Enrique Flores writes, "Greeting from Spain! I've been posting some stuff about unknown spanish ilustrators (Bagaría, Lata) that might interest you. You'll find it here"
NCS Spotlight on... Hank Ketcham
A reminder that each week the NCS blog features a 'spotlight' on one of its members, culled from the archives of Today's Inspiration. This week its Hank Ketcham's turn in the spotlight. Drop by the blog for some neat, rarely seen spot cartoons by the creator of Dennis the Menace.
And speaking of Ketcham, here's an obscure cartoon spot. This was sent to me by the owner of the original who wrote, "My father was an Illustrator all of his life. He was in the Navy working on ships as a signalman during WWII. It was during a visit of an officer that he was recognized for his artistic ability. The Navy transferred my father to work in Washington D.C. to draw and sketch. It was in D.C. that my father met Hank Ketchum, Also working for the Navy."

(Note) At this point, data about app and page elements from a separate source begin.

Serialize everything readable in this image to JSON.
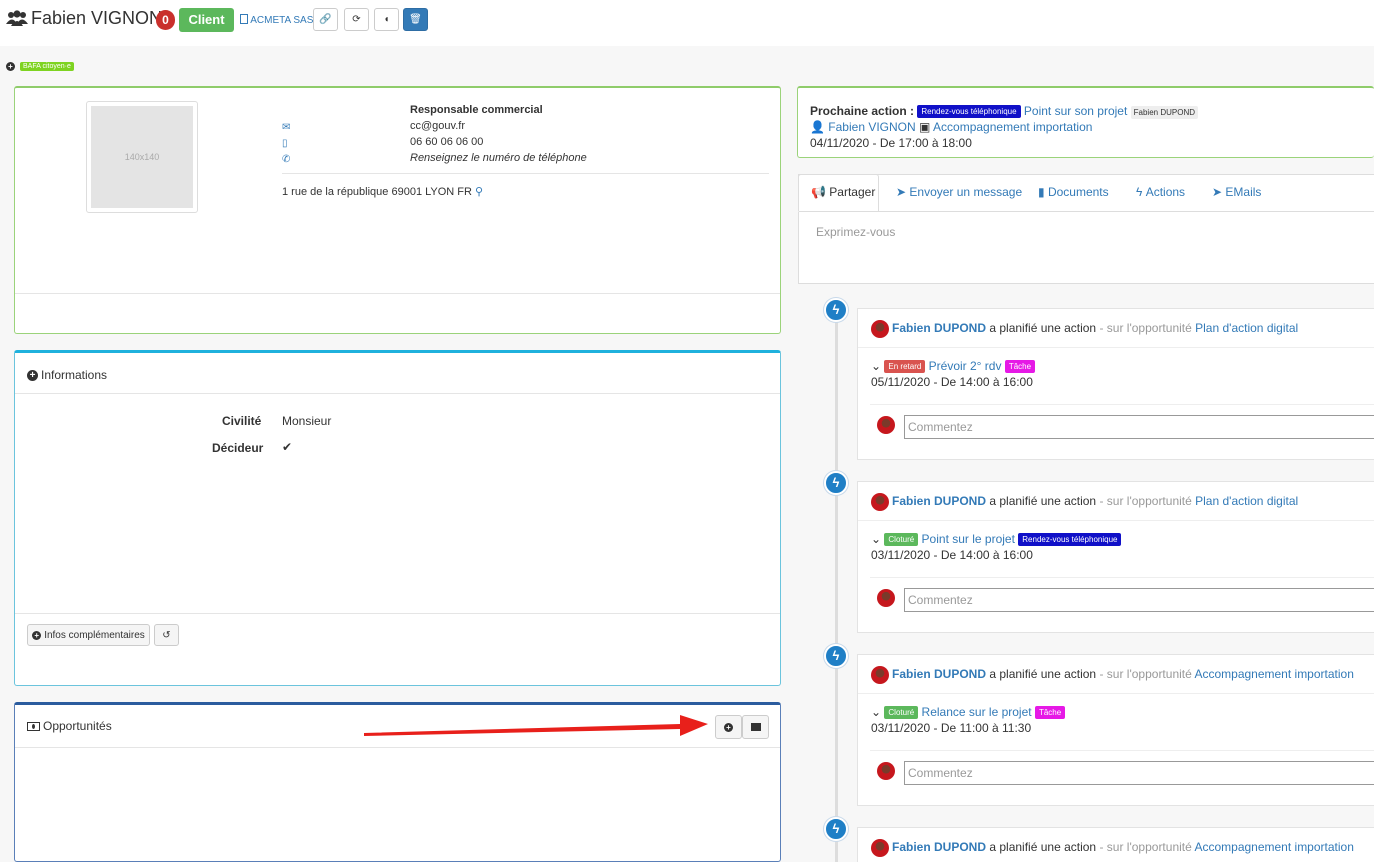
{
  "header": {
    "title": "Fabien VIGNON",
    "count": "0",
    "status": "Client",
    "company": "ACMETA SAS",
    "tag": "BAFA citoyen·e"
  },
  "contact": {
    "photo_placeholder": "140x140",
    "role": "Responsable commercial",
    "email": "cc@gouv.fr",
    "mobile": "06 60 06 06 00",
    "phone_placeholder": "Renseignez le numéro de téléphone",
    "address": "1 rue de la république 69001 LYON FR"
  },
  "informations": {
    "title": "Informations",
    "civility_label": "Civilité",
    "civility_value": "Monsieur",
    "decider_label": "Décideur",
    "more_button": "Infos complémentaires"
  },
  "opportunities": {
    "title": "Opportunités"
  },
  "next_action": {
    "label": "Prochaine action :",
    "type": "Rendez-vous téléphonique",
    "title": "Point sur son projet",
    "owner": "Fabien DUPOND",
    "contact": "Fabien VIGNON",
    "opportunity": "Accompagnement importation",
    "when": "04/11/2020 - De 17:00 à 18:00"
  },
  "tabs": {
    "share": "Partager",
    "message": "Envoyer un message",
    "documents": "Documents",
    "actions": "Actions",
    "emails": "EMails",
    "placeholder": "Exprimez-vous"
  },
  "feed": [
    {
      "author": "Fabien DUPOND",
      "verb": "a planifié une action",
      "prefix": "- sur l'opportunité",
      "opportunity": "Plan d'action digital",
      "status": "En retard",
      "action": "Prévoir 2° rdv",
      "kind": "Tâche",
      "when": "05/11/2020 - De 14:00 à 16:00",
      "comment_placeholder": "Commentez"
    },
    {
      "author": "Fabien DUPOND",
      "verb": "a planifié une action",
      "prefix": "- sur l'opportunité",
      "opportunity": "Plan d'action digital",
      "status": "Cloturé",
      "action": "Point sur le projet",
      "kind": "Rendez-vous téléphonique",
      "when": "03/11/2020 - De 14:00 à 16:00",
      "comment_placeholder": "Commentez"
    },
    {
      "author": "Fabien DUPOND",
      "verb": "a planifié une action",
      "prefix": "- sur l'opportunité",
      "opportunity": "Accompagnement importation",
      "status": "Cloturé",
      "action": "Relance sur le projet",
      "kind": "Tâche",
      "when": "03/11/2020 - De 11:00 à 11:30",
      "comment_placeholder": "Commentez"
    },
    {
      "author": "Fabien DUPOND",
      "verb": "a planifié une action",
      "prefix": "- sur l'opportunité",
      "opportunity": "Accompagnement importation"
    }
  ],
  "colors": {
    "primary": "#337ab7",
    "success": "#5cb85c",
    "danger": "#d9534f",
    "annotation_arrow": "#e8201b"
  }
}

"Long story short, they both drew. Although my father never became famous, he supported and raised all five of us children through his talent as an illustrator and a draftsman. My father stayed in touch with Hank on occasion. Hank sent my father a cartoon unlike any I have ever seen. It is of a small girl in an attic playing "dress-up" with the items from an old chest. It could be an idea that never came to pass. If you could help me identify a time period for this cartoon it would help me greatly."
I forwarded the note and the scan to Marcus Hamilton, who draws the Dennis daily panel. Marcus replied, "That’s a great illustration by Hank. And an interesting email from [the owner] regarding his father’s association with Hank in the Navy. I sent the image to Dottie in our home office and to Ron, our Sunday artist, and neither knew a date nor publication that the art was created for. It looks like one of his spot illustrations for either Saturday Evening Post, or Colliers, both of which were regular clients of his during his freelance days in the late ‘40s, prior to Dennis in 1951. That’s our best guess." Thanks Marcus!
I don't often plug my own stuff on Today's Inspiration (hey, I was born in the mid-century but I didn't start illustrating until the late century! ) but I did just write a HUGE long post about all the Pokémon artwork I drew about a decade ago, with a TON of examples from that particular adventure. If you still want more Labour Day Weekend reading and you're up for something a little more contemporary, you might enjoy taking a look at "my Pokémon adventure" at Leifdrawing101